I don't know if I ever said anything but I think he got that. He was "straight" but was always sweet to me in a way few, if any, so-called "straight" men were to me at the time. I appreciated that throughout the years that followed when I often "presented" as "straight" myself and confused others with my attempts to clarify that with my writing.

Whenever I saw him through the five decades that followed, I felt that sweetness and it made me happy. That's what I'm remembering and feeling on learning that he's passed. The last time we read together was at KGB in NYC with Dale Herd in 2015 (I think), and the last time I saw him was a few years ago and still felt that tenderness from and toward him.
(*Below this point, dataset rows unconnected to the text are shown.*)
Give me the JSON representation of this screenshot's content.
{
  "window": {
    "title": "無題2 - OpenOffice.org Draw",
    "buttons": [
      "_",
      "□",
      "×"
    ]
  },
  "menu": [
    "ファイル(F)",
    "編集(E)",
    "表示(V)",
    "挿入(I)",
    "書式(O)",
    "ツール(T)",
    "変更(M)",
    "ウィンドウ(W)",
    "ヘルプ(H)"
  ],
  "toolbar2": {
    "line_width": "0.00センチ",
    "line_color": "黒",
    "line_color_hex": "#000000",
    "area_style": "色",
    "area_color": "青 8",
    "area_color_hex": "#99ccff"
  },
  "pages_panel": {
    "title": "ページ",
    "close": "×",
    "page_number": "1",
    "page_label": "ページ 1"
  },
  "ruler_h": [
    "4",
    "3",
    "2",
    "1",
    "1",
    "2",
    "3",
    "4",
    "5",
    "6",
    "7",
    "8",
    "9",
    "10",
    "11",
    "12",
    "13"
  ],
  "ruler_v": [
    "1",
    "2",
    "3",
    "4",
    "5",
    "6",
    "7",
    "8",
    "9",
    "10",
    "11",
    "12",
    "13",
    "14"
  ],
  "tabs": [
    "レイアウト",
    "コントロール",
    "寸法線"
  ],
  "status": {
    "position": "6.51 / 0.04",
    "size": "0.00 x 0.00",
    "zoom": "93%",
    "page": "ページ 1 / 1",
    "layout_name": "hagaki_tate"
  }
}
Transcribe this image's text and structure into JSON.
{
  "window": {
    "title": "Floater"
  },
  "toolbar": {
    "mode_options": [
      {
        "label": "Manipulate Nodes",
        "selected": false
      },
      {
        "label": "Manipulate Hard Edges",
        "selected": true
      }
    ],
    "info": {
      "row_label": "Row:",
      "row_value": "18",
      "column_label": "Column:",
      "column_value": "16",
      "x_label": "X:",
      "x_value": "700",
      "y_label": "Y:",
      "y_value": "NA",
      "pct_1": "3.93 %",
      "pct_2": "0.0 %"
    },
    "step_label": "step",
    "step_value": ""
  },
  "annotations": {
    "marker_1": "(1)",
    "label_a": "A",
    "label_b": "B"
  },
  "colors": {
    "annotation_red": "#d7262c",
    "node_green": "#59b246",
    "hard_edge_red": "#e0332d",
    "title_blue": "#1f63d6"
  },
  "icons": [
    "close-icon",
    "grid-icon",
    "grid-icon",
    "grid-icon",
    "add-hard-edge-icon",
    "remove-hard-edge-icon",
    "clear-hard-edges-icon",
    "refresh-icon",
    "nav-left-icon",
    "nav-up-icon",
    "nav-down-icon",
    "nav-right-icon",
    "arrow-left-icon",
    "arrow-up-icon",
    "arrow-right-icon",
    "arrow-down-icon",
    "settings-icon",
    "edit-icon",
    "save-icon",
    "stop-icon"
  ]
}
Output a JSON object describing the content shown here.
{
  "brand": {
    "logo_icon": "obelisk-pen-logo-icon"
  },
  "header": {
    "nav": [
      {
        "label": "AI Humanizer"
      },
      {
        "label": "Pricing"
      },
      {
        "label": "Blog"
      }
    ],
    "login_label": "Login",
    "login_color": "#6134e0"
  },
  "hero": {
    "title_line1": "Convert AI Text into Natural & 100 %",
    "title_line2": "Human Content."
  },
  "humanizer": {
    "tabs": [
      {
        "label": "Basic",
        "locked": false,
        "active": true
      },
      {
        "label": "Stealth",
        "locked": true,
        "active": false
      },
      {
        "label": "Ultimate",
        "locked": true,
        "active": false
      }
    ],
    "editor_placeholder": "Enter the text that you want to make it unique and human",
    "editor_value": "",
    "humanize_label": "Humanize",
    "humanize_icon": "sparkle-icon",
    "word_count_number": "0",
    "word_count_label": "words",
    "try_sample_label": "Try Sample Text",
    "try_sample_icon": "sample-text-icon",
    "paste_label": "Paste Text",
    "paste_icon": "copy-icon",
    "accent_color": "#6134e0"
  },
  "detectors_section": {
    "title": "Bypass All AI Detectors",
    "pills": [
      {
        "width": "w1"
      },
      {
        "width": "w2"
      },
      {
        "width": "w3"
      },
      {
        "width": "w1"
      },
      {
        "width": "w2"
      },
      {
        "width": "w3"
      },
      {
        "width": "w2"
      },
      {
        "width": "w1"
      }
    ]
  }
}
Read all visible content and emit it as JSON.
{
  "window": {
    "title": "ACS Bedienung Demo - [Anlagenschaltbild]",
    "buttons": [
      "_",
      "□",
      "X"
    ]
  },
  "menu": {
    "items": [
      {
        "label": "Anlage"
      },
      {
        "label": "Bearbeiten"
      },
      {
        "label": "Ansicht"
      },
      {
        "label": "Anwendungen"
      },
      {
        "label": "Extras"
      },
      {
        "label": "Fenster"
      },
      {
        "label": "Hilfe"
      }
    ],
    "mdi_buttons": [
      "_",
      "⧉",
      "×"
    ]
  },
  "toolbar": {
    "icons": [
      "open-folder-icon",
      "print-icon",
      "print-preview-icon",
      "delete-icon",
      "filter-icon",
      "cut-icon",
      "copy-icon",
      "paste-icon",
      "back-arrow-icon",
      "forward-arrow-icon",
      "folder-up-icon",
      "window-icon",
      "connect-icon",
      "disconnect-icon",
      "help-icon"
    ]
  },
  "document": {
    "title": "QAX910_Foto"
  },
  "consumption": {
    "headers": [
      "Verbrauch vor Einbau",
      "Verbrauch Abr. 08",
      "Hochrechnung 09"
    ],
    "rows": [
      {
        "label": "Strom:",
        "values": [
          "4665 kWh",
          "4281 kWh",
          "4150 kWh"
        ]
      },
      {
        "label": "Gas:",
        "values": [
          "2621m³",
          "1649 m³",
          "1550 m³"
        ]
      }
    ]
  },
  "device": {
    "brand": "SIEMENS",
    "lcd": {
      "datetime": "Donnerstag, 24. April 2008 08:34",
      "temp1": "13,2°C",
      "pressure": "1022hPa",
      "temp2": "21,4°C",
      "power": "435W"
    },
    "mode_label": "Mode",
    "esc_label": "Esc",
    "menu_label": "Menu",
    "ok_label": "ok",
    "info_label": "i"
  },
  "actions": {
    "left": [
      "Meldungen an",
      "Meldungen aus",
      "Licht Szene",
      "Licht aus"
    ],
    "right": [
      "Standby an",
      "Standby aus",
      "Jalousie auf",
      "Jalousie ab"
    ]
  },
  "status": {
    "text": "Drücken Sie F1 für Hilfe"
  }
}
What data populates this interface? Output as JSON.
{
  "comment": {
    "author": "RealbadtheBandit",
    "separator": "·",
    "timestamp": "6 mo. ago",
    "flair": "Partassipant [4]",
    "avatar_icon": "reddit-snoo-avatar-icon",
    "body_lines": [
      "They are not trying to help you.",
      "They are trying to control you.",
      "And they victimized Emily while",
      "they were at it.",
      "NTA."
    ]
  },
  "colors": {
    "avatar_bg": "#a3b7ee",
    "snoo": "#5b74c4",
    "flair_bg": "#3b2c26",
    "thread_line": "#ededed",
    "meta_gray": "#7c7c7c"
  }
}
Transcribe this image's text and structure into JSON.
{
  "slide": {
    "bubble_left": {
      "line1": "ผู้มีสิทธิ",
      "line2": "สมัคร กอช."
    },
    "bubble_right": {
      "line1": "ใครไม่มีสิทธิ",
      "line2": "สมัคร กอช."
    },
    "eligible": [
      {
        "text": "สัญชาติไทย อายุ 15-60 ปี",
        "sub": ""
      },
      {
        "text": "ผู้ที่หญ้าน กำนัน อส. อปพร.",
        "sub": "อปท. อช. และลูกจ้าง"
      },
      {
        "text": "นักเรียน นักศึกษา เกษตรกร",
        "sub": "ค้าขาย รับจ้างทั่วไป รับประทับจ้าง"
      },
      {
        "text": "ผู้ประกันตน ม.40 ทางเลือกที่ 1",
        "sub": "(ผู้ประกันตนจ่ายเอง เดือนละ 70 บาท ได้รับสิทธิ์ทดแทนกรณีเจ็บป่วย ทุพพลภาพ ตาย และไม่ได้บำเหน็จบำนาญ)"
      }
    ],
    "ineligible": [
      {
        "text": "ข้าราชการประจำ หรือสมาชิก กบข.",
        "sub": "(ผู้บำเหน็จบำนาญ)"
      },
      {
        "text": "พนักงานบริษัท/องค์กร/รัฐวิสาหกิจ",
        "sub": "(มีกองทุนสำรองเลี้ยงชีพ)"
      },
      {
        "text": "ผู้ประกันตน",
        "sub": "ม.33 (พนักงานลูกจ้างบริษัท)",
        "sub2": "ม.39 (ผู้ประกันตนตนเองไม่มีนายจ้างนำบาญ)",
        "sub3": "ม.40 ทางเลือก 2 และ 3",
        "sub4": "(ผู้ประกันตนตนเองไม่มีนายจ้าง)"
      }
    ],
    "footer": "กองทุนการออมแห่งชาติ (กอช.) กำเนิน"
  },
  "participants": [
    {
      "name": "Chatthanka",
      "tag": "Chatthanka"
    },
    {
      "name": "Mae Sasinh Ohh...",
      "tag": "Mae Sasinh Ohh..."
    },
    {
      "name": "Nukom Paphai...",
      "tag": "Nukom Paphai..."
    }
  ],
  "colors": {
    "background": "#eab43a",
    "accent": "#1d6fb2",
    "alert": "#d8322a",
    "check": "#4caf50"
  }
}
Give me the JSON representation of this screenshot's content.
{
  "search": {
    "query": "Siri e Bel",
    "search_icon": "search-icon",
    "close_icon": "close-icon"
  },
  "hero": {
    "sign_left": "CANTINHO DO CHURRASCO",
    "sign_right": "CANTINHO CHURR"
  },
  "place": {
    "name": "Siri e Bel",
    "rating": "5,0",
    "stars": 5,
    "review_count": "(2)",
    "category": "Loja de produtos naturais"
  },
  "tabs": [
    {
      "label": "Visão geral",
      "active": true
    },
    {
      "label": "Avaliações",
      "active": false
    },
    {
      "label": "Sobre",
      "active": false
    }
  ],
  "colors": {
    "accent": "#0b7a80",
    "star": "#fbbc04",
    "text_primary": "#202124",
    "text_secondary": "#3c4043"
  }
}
He will be sorely missed by many, and my heart goes out to his children and many friends and fans.

Here's a poem of his that was in BOMB in 2013 (the lines should be closer together but I can't get them there:

Dark Side of Time

Time is the solution in which the living

and the dead confer—there’s no other place for us

or them and there’s no other place to be

(except where we are), putting our feet up

on the balcony and staring out at the empty

plain—where everything is invisible and everyone

has a name (the only way back is the way

you came), and once I played Odysseus

to her Penelope, way back when, and we stepped

from the bath in someone else’s house,

and once all the lights went out in the middle

of the night and we built a fire until the storm

abated, and later—it’s getting late in the day—

we’ll have caviar and champagne—at the edge

of the crater on the Sea of Dreams,

and look down to earth as if it was all one

and the same, and leave our footprints

for those who follow.